Programmable mechanical structures are formed by autonomous and adaptive cells and can reproduce meshes known from the finite element method. Furthermore, they can change their structure not only through morphing, but also by self-reconfiguration of the cells. A crucial component of the cells, which can preserve the underlying geometry of a triangular mesh, are six-bar linkages. The main part of the present contribution concerns the six-bar linkages as a fully 3D-printable compliant mechanism where each revolute joint of the six-bar linkage is replaced with a notch flexure hinge with the circular contour. The utilization of notch flexure hinges presents two significant drawbacks. First, notch flexure hinges do not maintain the center of rotation. Second, although compliance is an inherent and desirable characteristic of flexural hinges, it gives rise to secondary or parasitic motion. The compliance subsequently lead to alterations in the underlying geometry of a triangular mesh. For self-reconfiguration of the cells, an efficient model is needed to predict the positioning errors. Therefore, the flexure hinge is represented by three distinct models, namely a finite element model, a beam model, and a simplified linearized model based on translational and rotational spring elements. These models are compared and evaluated in succession first to identify the parameters of the simplified model and later on, the simplified model is used to show the deviations of a medium-scaled programmable structure with respect to the idealized behavior.
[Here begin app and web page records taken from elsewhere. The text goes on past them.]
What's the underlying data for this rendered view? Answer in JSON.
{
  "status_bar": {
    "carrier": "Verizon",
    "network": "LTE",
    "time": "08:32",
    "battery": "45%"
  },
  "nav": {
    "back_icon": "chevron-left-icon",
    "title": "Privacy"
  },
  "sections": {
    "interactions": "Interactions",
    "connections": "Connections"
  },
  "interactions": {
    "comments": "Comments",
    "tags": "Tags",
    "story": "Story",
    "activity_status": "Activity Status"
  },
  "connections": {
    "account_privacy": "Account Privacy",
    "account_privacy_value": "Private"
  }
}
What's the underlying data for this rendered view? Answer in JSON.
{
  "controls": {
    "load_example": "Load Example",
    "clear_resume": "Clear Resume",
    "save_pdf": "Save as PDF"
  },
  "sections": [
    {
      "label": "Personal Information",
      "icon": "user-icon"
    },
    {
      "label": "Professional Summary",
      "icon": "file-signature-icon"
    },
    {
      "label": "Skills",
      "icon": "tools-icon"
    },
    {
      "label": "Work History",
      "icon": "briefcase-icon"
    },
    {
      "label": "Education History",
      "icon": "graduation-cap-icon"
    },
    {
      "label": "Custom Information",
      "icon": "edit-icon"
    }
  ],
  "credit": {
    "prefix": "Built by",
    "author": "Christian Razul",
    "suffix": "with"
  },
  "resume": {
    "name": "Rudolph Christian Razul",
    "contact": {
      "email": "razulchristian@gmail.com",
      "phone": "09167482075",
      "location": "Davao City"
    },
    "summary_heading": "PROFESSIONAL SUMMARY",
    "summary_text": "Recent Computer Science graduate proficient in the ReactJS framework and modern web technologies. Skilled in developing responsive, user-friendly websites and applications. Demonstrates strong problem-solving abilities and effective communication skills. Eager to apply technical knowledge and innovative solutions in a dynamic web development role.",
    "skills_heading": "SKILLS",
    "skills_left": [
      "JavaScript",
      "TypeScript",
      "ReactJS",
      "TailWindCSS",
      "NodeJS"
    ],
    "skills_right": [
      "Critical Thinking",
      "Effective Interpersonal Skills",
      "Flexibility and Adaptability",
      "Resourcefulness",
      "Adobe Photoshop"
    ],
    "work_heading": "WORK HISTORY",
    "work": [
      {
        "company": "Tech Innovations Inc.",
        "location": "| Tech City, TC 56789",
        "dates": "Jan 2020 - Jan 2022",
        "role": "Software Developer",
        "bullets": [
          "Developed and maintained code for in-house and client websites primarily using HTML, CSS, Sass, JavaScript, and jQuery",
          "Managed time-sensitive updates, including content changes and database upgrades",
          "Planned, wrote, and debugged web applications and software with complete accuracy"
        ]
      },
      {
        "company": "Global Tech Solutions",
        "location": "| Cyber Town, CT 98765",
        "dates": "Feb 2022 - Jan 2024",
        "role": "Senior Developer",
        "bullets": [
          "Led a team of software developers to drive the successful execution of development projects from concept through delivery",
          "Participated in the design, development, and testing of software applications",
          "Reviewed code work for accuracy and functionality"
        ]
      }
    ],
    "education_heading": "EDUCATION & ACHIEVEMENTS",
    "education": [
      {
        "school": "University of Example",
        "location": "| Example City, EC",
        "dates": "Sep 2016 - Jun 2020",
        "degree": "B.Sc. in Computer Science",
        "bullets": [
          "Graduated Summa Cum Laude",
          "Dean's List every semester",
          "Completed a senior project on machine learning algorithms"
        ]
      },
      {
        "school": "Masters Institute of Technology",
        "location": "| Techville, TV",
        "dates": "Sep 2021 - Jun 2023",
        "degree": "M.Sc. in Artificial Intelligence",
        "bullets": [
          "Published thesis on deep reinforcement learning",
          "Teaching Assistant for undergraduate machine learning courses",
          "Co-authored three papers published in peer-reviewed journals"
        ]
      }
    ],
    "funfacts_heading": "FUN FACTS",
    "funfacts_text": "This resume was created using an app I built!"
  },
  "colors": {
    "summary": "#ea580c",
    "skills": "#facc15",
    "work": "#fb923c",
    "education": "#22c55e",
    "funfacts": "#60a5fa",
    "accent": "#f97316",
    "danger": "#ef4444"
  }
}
The current work brings us closer to both the development of programmable mechanical structures and the prediction of positioning errors during self-reconfiguration.
Journal of Mechanisms and Robotics Open Issues